5.4 Economic Impacts
Over the years, the U.S. gun industry has been profiting by illegally trafficking firearms into Mexico. However, these firearms were used to arm drug cartels and thus, caused the deaths of thousands of civilians. Nearly 90 percent of weapons seized in Mexico are trafficked from the U.S. The market is extremely strong, especially because of the high demand and lack of strict control in the sale of weapons in U.S. Furthermore, in 2005, the Congress granted gun dealers blanket immunity from civil damages resulting from the misuse. Thus, the tyranny of the drug cartels and mafia reigns on (Kenny, 2013).
The gun industry has faced its own share of ups and downs throughout the history but to date, it is still going strong. In 2012, the industry is expected to earn $11.7 billion in sale and $993 million in profit, according to analysts at IBIS World.(Brad, 2012)
In 2011, about half of the six million guns manufactured in the United States were pistols and revolvers. That's up from just one-third in 2001,Â according to a reportÂ from First Research.Â Rifles now account for 35 percent of the market, with shotguns and other guns making up the rest.
U.S. firearms manufacturers will export some $4.4 billion worth of guns and ammunition to other countries this year. The biggest customers are Canada, the United Kingdom, and Australia, who accounted for nearly 40 percent of exports in 2012 (it's mainly law enforcement and military agencies doing the buying, as private gun ownership is heavily regulated in those nations). IBIS World expects exports to keep surging in the coming years, with ammunition and ordnance being an especially popular item overseas.

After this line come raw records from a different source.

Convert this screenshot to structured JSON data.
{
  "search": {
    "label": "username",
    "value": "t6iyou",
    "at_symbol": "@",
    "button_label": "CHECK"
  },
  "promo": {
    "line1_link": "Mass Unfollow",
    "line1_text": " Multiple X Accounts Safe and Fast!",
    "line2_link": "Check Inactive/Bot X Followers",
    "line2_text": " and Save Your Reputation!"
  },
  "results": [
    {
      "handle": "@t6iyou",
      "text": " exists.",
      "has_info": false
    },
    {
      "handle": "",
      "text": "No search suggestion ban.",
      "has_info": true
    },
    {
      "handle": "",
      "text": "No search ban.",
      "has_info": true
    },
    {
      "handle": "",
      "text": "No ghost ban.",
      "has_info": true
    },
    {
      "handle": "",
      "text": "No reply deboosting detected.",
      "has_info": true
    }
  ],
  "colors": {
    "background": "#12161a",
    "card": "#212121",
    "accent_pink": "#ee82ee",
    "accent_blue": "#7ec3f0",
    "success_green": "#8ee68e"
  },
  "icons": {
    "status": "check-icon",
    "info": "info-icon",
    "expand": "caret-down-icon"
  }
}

The economic impact of the firearms industry is up 66 percent since the beginning of the Great Recession, providing an unexpected shot in the arm for the economy, according to a new study. TheÂ National Shooting Sports FoundationÂ says the economic impact of firearm sales - a figure that includes jobs. taxes and sales - hit $31 billion in 2011, up from $19 billion in 2008.

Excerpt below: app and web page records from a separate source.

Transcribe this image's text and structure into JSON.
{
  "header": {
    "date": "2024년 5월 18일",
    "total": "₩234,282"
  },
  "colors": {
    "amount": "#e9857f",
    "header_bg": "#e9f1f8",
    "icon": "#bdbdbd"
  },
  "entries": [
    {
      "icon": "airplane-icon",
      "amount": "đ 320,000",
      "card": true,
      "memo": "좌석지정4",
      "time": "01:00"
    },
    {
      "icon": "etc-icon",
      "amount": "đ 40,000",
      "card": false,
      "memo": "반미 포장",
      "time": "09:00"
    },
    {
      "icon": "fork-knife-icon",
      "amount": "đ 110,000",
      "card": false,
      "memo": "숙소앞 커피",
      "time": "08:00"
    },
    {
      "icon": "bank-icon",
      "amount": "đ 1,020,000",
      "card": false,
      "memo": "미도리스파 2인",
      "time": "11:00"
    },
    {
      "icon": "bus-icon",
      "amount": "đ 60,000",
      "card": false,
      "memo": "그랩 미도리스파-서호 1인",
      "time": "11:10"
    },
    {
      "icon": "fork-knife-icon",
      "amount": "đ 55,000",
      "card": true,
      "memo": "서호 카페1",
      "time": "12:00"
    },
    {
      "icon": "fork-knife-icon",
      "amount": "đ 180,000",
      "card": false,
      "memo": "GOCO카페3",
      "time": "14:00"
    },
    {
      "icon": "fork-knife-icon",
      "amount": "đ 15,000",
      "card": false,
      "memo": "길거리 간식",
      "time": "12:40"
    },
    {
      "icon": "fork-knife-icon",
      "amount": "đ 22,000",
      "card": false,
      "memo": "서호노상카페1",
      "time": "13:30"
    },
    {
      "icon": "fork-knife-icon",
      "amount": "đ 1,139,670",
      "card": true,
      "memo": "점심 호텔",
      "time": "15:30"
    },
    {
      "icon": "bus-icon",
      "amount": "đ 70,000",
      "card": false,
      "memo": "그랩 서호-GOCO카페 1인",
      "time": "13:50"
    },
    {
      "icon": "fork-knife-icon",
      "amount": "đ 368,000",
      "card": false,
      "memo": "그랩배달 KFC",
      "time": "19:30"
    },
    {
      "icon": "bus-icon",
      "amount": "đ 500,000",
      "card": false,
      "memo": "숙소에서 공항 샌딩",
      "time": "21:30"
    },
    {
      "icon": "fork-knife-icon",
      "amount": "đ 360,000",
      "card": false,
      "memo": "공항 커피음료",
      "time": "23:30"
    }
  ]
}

Jobs in the firearms business jumped 30 percent from 2008 to 2011, when the industry employed 98,750. The industry paid $2.5 billion in federal taxes in 2011, up 66 percent in three years. "Ours is an industry with a rich history and heritage that remains vital and important to the American economy today,"Â NSSFÂ Senior Vice PresidentÂ Lawrence G. KeaneÂ said in a statement. "To millions of Americans our industry's products represent liberty, security and recreation." Some in the industry attribute the jump in sales to fears theÂ Obama administrationÂ will tighten gun control laws in a possible second term.

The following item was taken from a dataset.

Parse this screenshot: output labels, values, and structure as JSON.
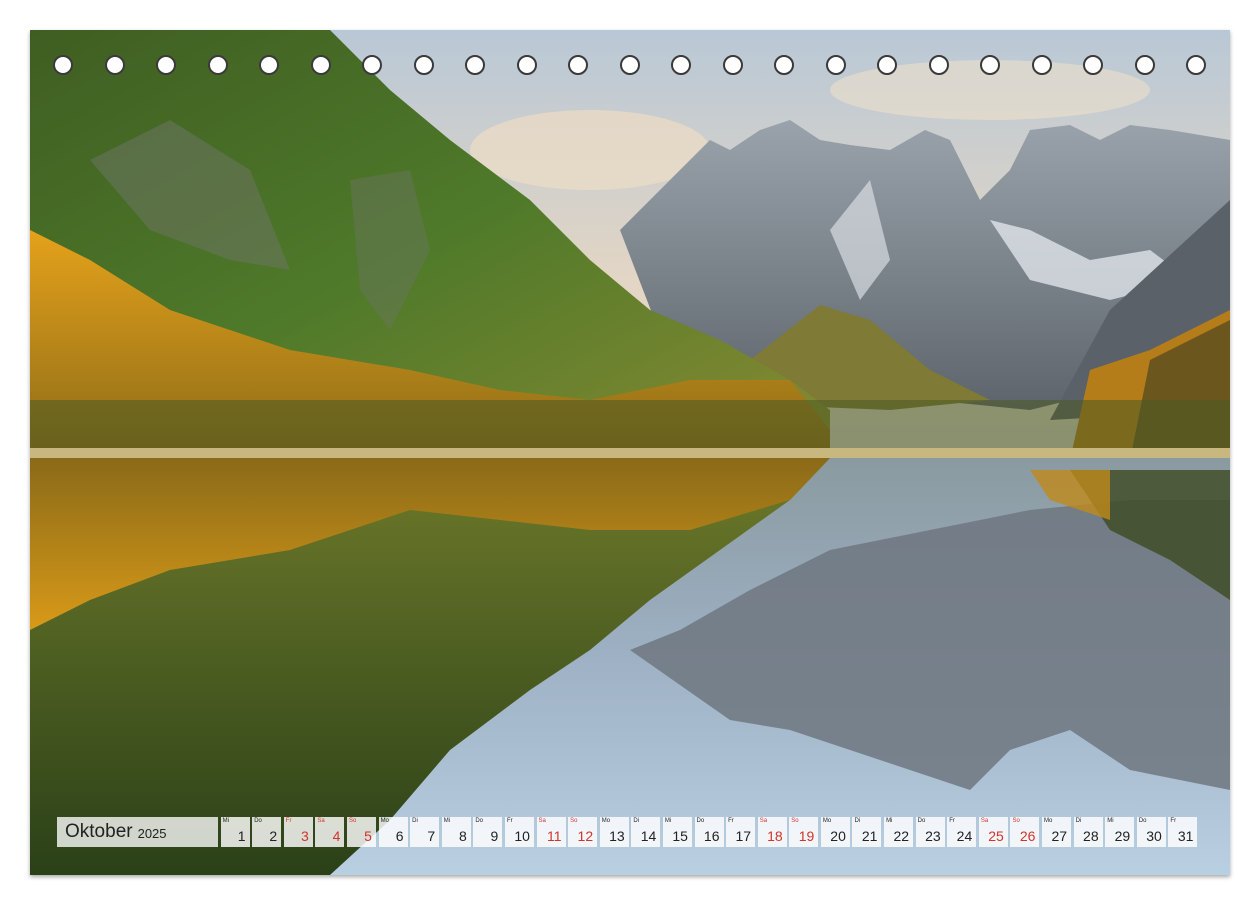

"There's a concern that in the second term theÂ Obama administrationÂ would lead an attempt to restrict gun ownership,"Â Mr. KeaneÂ said.
That concern, known in the industry as "the Obama factor," has led many gun owners to purchase now in hopes of avoiding more restrictions and regulations later. (Devaney 2012)